Cronic raises several other issues that might arise again should he be retried. He argues that the trial court erred in allowing one Levine, who once represented Skyproof, Cronic, and codefendant Cummings, to withdraw as Cronic's counsel and to continue as Cummings'. Cummings, as noted, plea-bargained and testified against Cronic. Her testimony portrayed Cronic as the true perpetrator of the alleged check-kiting. Cross-examination by Cronic's trial counsel stressed that Cummings was the legal owner of Skyproof, through which the kiting was supposedly done. This bears out that there was a clear conflict of interest between Cronic and Cummings, and the trial court was amply justified in allowing Levine to withdraw as Cronic's counsel.
There was likewise no error in allowing Levine to continue as Cummings' attorney. Levine asserted that he learned no damaging privileged information in the course of his prior representation of Cronic. His assertions were borne out by the events at trial: Levine himself did not testify, and Cummings' testimony raises no doubts of any breach of Cronic's attorney-client privilege. Cummings' own constitutional right to counsel of her own choosing outweighed any interest in avoiding the vague "improprieties" alleged by Cronic.

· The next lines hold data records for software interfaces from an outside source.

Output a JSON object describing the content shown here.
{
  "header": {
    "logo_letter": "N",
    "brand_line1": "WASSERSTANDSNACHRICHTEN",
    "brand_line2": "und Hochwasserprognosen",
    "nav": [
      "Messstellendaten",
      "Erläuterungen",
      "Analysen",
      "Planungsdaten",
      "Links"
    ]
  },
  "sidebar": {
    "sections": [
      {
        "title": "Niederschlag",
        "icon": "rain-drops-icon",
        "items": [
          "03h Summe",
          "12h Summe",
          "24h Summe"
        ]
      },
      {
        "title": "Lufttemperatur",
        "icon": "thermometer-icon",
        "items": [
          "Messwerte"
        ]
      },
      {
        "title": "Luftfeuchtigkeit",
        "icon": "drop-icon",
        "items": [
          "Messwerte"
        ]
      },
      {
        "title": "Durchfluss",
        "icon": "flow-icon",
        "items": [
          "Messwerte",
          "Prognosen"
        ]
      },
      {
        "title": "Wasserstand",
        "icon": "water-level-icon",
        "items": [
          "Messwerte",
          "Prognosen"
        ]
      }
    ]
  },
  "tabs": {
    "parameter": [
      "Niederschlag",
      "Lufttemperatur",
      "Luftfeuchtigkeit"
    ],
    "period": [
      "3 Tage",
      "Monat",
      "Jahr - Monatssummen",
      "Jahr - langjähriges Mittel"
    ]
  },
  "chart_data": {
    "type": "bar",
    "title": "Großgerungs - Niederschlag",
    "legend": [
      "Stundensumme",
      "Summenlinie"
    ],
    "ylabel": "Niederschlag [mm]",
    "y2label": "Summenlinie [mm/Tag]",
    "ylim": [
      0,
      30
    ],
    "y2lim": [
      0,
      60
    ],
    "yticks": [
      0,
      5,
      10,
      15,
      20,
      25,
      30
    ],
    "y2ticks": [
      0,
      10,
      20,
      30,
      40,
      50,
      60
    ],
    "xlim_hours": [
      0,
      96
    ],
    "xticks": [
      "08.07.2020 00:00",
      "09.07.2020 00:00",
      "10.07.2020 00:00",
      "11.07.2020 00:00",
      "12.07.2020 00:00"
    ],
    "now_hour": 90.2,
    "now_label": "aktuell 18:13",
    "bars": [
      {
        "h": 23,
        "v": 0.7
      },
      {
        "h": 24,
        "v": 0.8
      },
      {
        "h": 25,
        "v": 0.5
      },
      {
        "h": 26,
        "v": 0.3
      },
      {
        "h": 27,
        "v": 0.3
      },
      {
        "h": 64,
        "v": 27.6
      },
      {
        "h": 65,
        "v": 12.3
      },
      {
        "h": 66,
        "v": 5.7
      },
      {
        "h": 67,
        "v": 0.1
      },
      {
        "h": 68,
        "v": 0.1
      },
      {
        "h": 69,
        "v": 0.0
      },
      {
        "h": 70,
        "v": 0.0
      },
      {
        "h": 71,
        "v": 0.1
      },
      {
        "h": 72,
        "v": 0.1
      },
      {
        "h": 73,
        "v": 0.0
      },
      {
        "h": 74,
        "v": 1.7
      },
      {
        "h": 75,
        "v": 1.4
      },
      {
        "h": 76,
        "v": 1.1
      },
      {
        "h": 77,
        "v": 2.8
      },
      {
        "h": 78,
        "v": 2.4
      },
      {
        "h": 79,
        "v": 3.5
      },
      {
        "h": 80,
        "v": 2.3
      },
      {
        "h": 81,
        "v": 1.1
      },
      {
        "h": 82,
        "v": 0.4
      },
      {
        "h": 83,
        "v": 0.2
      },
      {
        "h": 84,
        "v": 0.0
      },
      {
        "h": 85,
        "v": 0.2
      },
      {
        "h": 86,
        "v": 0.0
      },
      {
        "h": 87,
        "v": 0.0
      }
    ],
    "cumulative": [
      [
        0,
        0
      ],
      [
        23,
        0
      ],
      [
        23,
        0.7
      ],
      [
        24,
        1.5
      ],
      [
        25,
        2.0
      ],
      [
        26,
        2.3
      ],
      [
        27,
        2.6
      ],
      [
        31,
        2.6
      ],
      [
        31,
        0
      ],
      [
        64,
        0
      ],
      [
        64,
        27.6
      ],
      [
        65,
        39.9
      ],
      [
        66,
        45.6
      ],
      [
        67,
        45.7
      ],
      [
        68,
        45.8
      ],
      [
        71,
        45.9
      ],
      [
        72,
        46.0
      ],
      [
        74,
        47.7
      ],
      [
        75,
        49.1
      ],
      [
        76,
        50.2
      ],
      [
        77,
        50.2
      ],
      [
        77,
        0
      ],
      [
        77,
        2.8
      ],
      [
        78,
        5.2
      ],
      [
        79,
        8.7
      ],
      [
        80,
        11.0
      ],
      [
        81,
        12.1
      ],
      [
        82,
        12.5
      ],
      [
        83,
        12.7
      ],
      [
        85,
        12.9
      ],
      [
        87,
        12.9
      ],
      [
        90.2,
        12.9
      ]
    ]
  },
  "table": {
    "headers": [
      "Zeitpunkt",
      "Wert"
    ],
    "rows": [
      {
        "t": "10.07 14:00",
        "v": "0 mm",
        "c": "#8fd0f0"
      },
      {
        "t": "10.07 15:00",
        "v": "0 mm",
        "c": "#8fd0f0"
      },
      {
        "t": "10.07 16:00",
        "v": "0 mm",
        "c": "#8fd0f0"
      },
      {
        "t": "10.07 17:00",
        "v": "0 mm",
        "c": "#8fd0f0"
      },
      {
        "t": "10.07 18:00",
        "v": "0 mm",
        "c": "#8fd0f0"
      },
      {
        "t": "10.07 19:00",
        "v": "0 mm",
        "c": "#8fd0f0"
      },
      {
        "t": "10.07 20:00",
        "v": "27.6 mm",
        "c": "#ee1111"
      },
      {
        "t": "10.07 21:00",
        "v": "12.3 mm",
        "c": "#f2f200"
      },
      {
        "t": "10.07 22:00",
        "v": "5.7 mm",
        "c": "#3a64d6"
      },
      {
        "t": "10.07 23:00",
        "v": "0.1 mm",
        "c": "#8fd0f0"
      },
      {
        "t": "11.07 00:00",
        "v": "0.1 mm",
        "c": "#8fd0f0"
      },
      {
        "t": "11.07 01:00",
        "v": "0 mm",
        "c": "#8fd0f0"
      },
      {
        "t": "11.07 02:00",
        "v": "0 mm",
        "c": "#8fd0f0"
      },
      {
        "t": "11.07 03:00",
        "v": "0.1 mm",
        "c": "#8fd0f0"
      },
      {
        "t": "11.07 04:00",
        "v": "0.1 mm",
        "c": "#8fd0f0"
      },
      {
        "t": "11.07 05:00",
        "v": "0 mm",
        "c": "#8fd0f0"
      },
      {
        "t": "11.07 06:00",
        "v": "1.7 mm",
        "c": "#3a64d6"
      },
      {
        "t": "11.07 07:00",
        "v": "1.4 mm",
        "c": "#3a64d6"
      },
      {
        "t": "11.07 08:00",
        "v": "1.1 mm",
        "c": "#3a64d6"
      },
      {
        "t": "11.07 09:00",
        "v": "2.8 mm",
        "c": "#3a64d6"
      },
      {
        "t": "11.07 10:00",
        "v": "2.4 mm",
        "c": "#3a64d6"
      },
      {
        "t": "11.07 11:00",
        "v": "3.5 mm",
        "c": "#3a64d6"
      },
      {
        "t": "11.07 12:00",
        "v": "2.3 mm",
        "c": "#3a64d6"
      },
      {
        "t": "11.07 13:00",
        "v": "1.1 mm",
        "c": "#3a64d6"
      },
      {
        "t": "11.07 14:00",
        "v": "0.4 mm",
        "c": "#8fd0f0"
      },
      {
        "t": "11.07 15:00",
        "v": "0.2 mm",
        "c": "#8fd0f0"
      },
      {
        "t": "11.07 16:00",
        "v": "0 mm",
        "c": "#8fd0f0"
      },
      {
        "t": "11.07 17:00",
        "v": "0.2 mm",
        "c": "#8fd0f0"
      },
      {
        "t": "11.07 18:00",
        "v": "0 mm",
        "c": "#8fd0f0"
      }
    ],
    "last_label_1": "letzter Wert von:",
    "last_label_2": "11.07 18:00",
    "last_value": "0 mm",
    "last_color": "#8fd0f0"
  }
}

Cronic also argues that the trial court erred in not requiring disclosure of grand jury attendance records so that Cronic could determine if the indictment was found by twelve "informed" grand jurors. Cronic relies in this argument particularly on United States v. Leverage Funding Systems, Inc., 478 F. Supp. 799, 800 (C.D. Cal. 1979). Leverage Funding was reversed by the Ninth Circuit eight months before the filing of appellant's briefs. See United States v. Leverage Funding Systems, Inc., 637 F.2d 645, 648-49 (9th Cir. 1980), cert. denied, 452 U.S. 961, 101 S. Ct. 3110, 69 L. Ed. 2d 972 (1981). We agree with the Ninth Circuit that there is no statutory or legal requirement that at least twelve grand jurors who vote to indict have heard all the evidence relevant to that indictment. See id. The trial court therefore, did not err in refusing to order discovery of grand jurors' attendance records. Nor did the district court abuse its discretion in refusing to order pretrial disclosure of testimony before the grand jury, for Cronic had shown no particularized need for such disclosure. See, e.g., United States v. Parker, 469 F.2d 884, 889 (10th Cir. 1972).
The judgment of conviction is hereby vacated, and the case is remanded for further proceedings not inconsistent herewith.
Honorable John W. Peck, United States Circuit Judge for the Sixth Circuit, sitting by designation
Cronic's court-appointed attorney asked for a minimum of thirty days to prepare. This was the minimum figure suggested by Cronic's previous attorney, a former U. S. Attorney with considerable experience in criminal practice. The court granted Cronic's court-appointed attorney a twenty-five day continuance. Cronic himself asked for a more experienced attorney, but was told that if he wanted to choose his attorney he should hire one. The aptness of that remark is underscored by Cronic's professed ability to come up with $350,000 to reimburse a defrauded bank, after he had been convicted
It is also of interest that Cronic declared his indigency after stating in a pro se motion that it was "unreasonable of (Cronic's retained counsel) to believe he would not receive his fee in full".
Court-appointed counsel's prior experience in federal criminal practice was limited (as told to Cronic in court) to "involvement" in one other case. Counsel told the jury during opening argument that Cronic's defense was his "first trial"